* Task objective *
Using the records below, locate all lines containing "image" and return them.

* Given records *
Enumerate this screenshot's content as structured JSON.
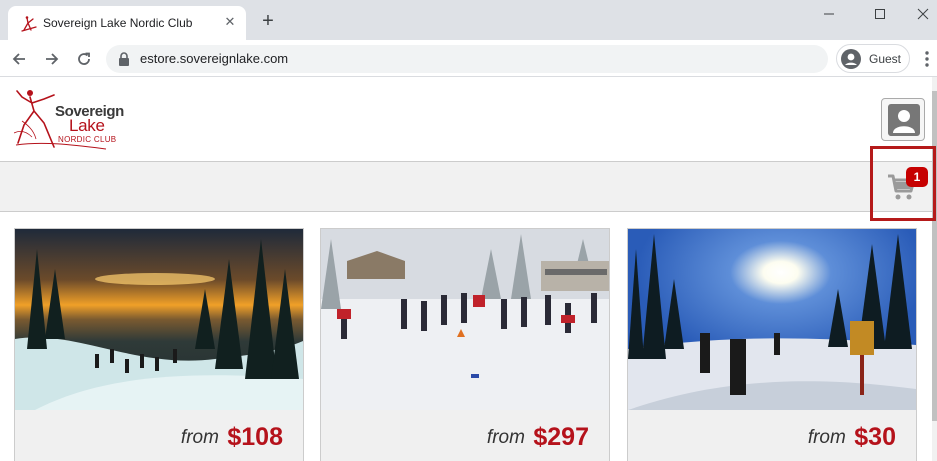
{
  "browser": {
    "tab_title": "Sovereign Lake Nordic Club",
    "url": "estore.sovereignlake.com",
    "profile_label": "Guest"
  },
  "header": {
    "logo_line1": "Sovereign",
    "logo_line2": "Lake",
    "logo_line3": "NORDIC CLUB"
  },
  "cart": {
    "count": "1"
  },
  "products": [
    {
      "from_label": "from",
      "price": "$108",
      "image": "sunset-ski-trail-photo"
    },
    {
      "from_label": "from",
      "price": "$297",
      "image": "group-ski-lesson-photo"
    },
    {
      "from_label": "from",
      "price": "$30",
      "image": "sunny-snowshoe-trail-photo"
    }
  ],
  "colors": {
    "brand_red": "#b5121b",
    "cart_badge": "#c60000",
    "highlight_border": "#b51a1a"
  }
}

* Solution for this task *
      "image": "sunset-ski-trail-photo"
      "image": "group-ski-lesson-photo"
      "image": "sunny-snowshoe-trail-photo"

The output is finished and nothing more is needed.